- Exercise requirements -
Each line below has to be output exactly, from first to last.

- The records -
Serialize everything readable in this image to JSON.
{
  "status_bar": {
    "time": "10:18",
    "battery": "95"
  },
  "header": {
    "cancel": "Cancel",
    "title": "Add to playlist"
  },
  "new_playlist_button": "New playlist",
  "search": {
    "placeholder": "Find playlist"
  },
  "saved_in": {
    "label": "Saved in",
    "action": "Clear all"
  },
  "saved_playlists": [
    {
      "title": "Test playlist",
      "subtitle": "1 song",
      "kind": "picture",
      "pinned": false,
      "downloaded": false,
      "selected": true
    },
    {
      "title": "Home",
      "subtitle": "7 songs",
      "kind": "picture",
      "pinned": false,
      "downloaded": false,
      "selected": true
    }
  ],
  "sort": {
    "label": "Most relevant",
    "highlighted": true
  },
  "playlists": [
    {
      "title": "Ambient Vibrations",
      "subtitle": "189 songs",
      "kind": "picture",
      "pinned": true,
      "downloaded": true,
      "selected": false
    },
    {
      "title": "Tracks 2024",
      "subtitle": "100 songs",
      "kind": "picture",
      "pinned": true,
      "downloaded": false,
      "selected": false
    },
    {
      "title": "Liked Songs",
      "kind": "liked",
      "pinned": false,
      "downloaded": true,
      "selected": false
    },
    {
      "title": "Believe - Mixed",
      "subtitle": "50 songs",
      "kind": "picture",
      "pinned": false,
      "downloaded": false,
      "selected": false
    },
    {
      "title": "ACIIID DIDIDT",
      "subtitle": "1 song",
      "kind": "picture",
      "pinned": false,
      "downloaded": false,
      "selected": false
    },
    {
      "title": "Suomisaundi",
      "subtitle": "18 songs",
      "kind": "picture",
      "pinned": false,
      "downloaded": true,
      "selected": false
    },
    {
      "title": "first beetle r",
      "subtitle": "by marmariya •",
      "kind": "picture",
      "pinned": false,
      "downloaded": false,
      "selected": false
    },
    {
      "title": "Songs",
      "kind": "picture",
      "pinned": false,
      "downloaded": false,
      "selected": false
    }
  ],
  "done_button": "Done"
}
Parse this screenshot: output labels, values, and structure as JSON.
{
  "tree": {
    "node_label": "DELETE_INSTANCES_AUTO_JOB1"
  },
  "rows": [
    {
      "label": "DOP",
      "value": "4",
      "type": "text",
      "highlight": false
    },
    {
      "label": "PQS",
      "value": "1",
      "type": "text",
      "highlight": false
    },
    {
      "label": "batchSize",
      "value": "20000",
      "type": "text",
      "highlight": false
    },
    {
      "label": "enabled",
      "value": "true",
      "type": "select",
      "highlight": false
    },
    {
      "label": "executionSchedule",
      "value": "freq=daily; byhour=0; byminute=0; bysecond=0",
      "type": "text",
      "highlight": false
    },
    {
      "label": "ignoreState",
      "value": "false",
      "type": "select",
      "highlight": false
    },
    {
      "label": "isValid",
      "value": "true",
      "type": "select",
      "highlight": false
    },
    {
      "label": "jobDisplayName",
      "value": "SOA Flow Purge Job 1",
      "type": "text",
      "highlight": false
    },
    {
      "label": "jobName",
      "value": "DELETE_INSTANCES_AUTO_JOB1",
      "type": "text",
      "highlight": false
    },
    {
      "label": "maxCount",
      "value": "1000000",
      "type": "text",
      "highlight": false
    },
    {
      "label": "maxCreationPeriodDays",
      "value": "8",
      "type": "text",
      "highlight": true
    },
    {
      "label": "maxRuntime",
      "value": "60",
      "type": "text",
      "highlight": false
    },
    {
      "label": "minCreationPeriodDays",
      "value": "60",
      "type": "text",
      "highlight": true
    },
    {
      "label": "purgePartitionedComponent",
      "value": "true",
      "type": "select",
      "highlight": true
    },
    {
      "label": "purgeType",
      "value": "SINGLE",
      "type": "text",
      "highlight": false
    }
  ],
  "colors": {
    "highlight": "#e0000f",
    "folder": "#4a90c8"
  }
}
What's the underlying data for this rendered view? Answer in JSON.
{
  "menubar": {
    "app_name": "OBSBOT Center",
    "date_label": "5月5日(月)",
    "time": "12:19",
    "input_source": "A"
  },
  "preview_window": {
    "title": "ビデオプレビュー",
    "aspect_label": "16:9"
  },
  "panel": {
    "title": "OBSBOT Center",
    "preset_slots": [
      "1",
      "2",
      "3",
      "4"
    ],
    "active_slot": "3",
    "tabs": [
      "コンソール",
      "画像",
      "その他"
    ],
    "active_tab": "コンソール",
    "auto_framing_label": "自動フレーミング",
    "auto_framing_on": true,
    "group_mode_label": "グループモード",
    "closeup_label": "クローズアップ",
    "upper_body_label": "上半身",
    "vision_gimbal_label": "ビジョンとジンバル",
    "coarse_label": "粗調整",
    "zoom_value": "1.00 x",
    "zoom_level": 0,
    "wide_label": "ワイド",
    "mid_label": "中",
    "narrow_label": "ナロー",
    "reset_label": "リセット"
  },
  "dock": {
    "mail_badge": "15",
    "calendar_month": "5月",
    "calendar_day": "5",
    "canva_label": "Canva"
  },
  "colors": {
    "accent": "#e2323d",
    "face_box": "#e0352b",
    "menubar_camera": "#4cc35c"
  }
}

- Task solution -
Serialize everything readable in this image to JSON.
{
  "status_bar": {
    "time": "10:18",
    "battery": "95"
  },
  "header": {
    "cancel": "Cancel",
    "title": "Add to playlist"
  },
  "new_playlist_button": "New playlist",
  "search": {
    "placeholder": "Find playlist"
  },
  "saved_in": {
    "label": "Saved in",
    "action": "Clear all"
  },
  "saved_playlists": [
    {
      "title": "Test playlist",
      "subtitle": "1 song",
      "kind": "picture",
      "pinned": false,
      "downloaded": false,
      "selected": true
    },
    {
      "title": "Home",
      "subtitle": "7 songs",
      "kind": "picture",
      "pinned": false,
      "downloaded": false,
      "selected": true
    }
  ],
  "sort": {
    "label": "Most relevant",
    "highlighted": true
  },
  "playlists": [
    {
      "title": "Ambient Vibrations",
      "subtitle": "189 songs",
      "kind": "picture",
      "pinned": true,
      "downloaded": true,
      "selected": false
    },
    {
      "title": "Tracks 2024",
      "subtitle": "100 songs",
      "kind": "picture",
      "pinned": true,
      "downloaded": false,
      "selected": false
    },
    {
      "title": "Liked Songs",
      "kind": "liked",
      "pinned": false,
      "downloaded": true,
      "selected": false
    },
    {
      "title": "Believe - Mixed",
      "subtitle": "50 songs",
      "kind": "picture",
      "pinned": false,
      "downloaded": false,
      "selected": false
    },
    {
      "title": "ACIIID DIDIDT",
      "subtitle": "1 song",
      "kind": "picture",
      "pinned": false,
      "downloaded": false,
      "selected": false
    },
    {
      "title": "Suomisaundi",
      "subtitle": "18 songs",
      "kind": "picture",
      "pinned": false,
      "downloaded": true,
      "selected": false
    },
    {
      "title": "first beetle r",
      "subtitle": "by marmariya •",
      "kind": "picture",
      "pinned": false,
      "downloaded": false,
      "selected": false
    },
    {
      "title": "Songs",
      "kind": "picture",
      "pinned": false,
      "downloaded": false,
      "selected": false
    }
  ],
  "done_button": "Done"
}
Parse this screenshot: output labels, values, and structure as JSON.
{
  "tree": {
    "node_label": "DELETE_INSTANCES_AUTO_JOB1"
  },
  "rows": [
    {
      "label": "DOP",
      "value": "4",
      "type": "text",
      "highlight": false
    },
    {
      "label": "PQS",
      "value": "1",
      "type": "text",
      "highlight": false
    },
    {
      "label": "batchSize",
      "value": "20000",
      "type": "text",
      "highlight": false
    },
    {
      "label": "enabled",
      "value": "true",
      "type": "select",
      "highlight": false
    },
    {
      "label": "executionSchedule",
      "value": "freq=daily; byhour=0; byminute=0; bysecond=0",
      "type": "text",
      "highlight": false
    },
    {
      "label": "ignoreState",
      "value": "false",
      "type": "select",
      "highlight": false
    },
    {
      "label": "isValid",
      "value": "true",
      "type": "select",
      "highlight": false
    },
    {
      "label": "jobDisplayName",
      "value": "SOA Flow Purge Job 1",
      "type": "text",
      "highlight": false
    },
    {
      "label": "jobName",
      "value": "DELETE_INSTANCES_AUTO_JOB1",
      "type": "text",
      "highlight": false
    },
    {
      "label": "maxCount",
      "value": "1000000",
      "type": "text",
      "highlight": false
    },
    {
      "label": "maxCreationPeriodDays",
      "value": "8",
      "type": "text",
      "highlight": true
    },
    {
      "label": "maxRuntime",
      "value": "60",
      "type": "text",
      "highlight": false
    },
    {
      "label": "minCreationPeriodDays",
      "value": "60",
      "type": "text",
      "highlight": true
    },
    {
      "label": "purgePartitionedComponent",
      "value": "true",
      "type": "select",
      "highlight": true
    },
    {
      "label": "purgeType",
      "value": "SINGLE",
      "type": "text",
      "highlight": false
    }
  ],
  "colors": {
    "highlight": "#e0000f",
    "folder": "#4a90c8"
  }
}
What's the underlying data for this rendered view? Answer in JSON.
{
  "menubar": {
    "app_name": "OBSBOT Center",
    "date_label": "5月5日(月)",
    "time": "12:19",
    "input_source": "A"
  },
  "preview_window": {
    "title": "ビデオプレビュー",
    "aspect_label": "16:9"
  },
  "panel": {
    "title": "OBSBOT Center",
    "preset_slots": [
      "1",
      "2",
      "3",
      "4"
    ],
    "active_slot": "3",
    "tabs": [
      "コンソール",
      "画像",
      "その他"
    ],
    "active_tab": "コンソール",
    "auto_framing_label": "自動フレーミング",
    "auto_framing_on": true,
    "group_mode_label": "グループモード",
    "closeup_label": "クローズアップ",
    "upper_body_label": "上半身",
    "vision_gimbal_label": "ビジョンとジンバル",
    "coarse_label": "粗調整",
    "zoom_value": "1.00 x",
    "zoom_level": 0,
    "wide_label": "ワイド",
    "mid_label": "中",
    "narrow_label": "ナロー",
    "reset_label": "リセット"
  },
  "dock": {
    "mail_badge": "15",
    "calendar_month": "5月",
    "calendar_day": "5",
    "canva_label": "Canva"
  },
  "colors": {
    "accent": "#e2323d",
    "face_box": "#e0352b",
    "menubar_camera": "#4cc35c"
  }
}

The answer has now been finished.